A lot of players last year fell off the lower end of those expectations. I think Mauer, Morneau and Span all fit into that category. This year all three have about the same upside as last year, but we now see a potential downside that we didn't see last year.

Nishioka is the flip side of that. I think we saw a lot of upside last year that we don't really believe is there any more. His downside was always pretty wide open, given his lack of experience playing American baseball. He probably hit the bottom of that range.

I think Doumit is an improvement over Kubel, if that is the comparison. He's a backup catcher for one thing. So it isn't a real direct comparison. He is also a switch hitter. He just fills a lot more roles than Kubel did.

I would move Valencia down a notch from last year. I don't think his defensive failings were expected last year. And the upside on his bat is probably slightly lower without the downside having improved much.

Nathan is probably the biggest change, if you consider range of expectations. We didn't know what to expect, but certainly his projected upside was higher than anyone on the current staff.

The guys projected to play central roles last year were Capps and Mijares. I am not sure Perkins has higher expectations this year than Mijares did last year. And there is no one with the starter in waiting credentials of Capps last year.

The expectations from Swarzak and Duensing are probably higher than any of the rest of the bullpen last year. But the tail end of the bullpen is not a huge factor in a team's success.

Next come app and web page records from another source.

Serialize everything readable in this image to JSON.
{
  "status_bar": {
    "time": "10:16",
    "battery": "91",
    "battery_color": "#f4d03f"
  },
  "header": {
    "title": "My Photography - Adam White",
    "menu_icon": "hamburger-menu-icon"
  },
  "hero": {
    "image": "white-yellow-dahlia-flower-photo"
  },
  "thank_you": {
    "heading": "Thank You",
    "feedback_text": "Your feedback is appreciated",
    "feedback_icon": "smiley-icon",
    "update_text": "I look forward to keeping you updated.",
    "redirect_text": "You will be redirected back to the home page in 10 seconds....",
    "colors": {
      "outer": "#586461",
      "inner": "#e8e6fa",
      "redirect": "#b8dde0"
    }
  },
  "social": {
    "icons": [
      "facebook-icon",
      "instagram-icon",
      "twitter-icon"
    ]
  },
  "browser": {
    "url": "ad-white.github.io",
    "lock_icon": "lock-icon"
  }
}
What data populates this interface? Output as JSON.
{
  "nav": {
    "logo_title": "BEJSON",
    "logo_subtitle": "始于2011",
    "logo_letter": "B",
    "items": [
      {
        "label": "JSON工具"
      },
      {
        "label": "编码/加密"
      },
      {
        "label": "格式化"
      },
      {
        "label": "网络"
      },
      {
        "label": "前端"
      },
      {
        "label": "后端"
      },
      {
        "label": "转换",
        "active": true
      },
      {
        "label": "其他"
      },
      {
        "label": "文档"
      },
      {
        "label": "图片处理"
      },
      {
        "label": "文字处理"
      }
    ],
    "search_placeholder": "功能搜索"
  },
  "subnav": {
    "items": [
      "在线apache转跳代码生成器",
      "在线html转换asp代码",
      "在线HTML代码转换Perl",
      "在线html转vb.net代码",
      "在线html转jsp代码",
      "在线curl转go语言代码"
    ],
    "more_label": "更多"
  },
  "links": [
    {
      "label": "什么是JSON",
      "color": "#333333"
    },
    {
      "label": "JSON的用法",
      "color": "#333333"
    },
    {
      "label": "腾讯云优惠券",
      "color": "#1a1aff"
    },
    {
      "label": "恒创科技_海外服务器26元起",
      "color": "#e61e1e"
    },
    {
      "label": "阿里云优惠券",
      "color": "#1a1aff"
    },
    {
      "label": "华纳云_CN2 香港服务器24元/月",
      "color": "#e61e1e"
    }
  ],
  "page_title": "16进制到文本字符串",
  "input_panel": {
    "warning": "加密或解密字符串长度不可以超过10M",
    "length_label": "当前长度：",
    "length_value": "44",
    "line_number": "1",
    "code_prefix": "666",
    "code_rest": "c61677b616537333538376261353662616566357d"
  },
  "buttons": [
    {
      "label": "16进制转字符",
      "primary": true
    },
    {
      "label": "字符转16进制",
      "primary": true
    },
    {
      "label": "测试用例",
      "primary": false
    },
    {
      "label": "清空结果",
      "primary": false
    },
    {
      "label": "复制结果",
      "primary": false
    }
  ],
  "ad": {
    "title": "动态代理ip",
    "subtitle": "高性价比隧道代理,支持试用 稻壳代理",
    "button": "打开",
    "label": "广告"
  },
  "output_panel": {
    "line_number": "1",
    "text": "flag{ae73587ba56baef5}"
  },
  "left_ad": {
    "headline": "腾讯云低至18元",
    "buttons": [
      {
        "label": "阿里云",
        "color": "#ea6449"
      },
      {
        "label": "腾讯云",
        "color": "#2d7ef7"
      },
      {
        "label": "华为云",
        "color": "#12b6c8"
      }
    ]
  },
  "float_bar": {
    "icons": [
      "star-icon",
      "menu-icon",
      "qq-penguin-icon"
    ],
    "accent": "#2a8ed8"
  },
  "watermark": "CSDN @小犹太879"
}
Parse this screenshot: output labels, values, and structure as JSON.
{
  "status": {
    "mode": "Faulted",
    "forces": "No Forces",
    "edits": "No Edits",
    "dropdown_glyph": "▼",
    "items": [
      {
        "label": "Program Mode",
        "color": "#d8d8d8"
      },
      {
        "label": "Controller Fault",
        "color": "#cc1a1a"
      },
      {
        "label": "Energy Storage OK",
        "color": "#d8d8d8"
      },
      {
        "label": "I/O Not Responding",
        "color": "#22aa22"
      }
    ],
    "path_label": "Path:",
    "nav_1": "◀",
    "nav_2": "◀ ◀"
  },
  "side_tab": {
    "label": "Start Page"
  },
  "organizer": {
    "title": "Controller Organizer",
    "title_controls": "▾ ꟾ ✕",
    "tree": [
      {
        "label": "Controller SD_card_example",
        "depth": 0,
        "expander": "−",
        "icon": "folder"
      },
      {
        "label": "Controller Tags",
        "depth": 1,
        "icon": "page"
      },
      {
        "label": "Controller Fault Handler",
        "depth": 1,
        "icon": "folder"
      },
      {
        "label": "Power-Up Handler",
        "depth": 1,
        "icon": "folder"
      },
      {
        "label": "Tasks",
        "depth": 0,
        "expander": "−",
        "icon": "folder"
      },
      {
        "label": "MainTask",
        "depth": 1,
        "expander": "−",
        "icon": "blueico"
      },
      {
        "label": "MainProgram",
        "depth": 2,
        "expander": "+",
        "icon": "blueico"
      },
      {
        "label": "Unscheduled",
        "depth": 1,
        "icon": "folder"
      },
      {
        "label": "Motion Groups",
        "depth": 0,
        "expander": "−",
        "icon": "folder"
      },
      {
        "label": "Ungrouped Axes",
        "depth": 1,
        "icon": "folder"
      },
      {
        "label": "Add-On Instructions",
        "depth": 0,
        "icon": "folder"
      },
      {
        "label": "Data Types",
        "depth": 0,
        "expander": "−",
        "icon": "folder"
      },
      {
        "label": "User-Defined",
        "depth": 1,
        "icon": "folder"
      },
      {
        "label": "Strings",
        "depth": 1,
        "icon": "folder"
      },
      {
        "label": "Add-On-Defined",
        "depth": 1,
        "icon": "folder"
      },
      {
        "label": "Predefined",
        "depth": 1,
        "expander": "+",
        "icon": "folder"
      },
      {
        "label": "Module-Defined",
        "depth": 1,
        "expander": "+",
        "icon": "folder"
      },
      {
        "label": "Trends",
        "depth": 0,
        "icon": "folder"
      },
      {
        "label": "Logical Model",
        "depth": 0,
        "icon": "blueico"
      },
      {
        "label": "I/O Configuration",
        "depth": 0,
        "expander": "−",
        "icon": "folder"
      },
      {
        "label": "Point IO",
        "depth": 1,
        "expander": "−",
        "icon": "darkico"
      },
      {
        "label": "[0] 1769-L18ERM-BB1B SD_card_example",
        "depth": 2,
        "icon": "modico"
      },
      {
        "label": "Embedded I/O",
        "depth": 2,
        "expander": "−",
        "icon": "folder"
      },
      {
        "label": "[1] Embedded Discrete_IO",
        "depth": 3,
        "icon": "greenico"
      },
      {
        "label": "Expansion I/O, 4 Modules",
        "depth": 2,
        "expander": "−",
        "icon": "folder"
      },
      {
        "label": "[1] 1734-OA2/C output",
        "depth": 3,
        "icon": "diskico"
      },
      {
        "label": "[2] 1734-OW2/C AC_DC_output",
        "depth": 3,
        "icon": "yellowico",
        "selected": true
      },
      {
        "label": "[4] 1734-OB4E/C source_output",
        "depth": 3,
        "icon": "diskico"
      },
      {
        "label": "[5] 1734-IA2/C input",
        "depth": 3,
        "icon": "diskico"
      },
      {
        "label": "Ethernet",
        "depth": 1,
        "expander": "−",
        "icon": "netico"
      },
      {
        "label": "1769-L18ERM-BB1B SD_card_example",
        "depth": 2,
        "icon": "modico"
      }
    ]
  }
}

What I think is a real improvement is the number of pitchers whose range of expectations have a higher upside than last year's group. Whatever expectations people had for guys like Hoey, Hughes and James, there are several guys who with better upsides competing for bullpen spots. And downsides are basically irrelevant since those folks will be at AAA.

In looking at the starting staff, I am not sure that expectations for Liriano should be any different. He performed toward the lower end last year and is a year older. But he still has the talent that gave him a high upside last year.

Anyone who made a firm projection on Duensing last year was getting ahead of things. His upside might have been slightly higher than Marquis, but his downside was much lower.

The real change in the rotation is the absence of Gibson and Slowey. This starting staff has no one in reserve with the range of expectations those two brought last year.

I don't think the range of expectations for this team has the upside of last year's team. As for downside, we all should have learned last year that there really isn't one. With enough injuries and stumbles, teams can under-perform almost any realistic expectation.

rickok said...

put liriano in pull pen . get rid of maur, nishioka, justin m. these guys are a wish use the money to sign pitchers. time to get real stop signing everybody's
leftovers. we built you the stadium now spend the money to win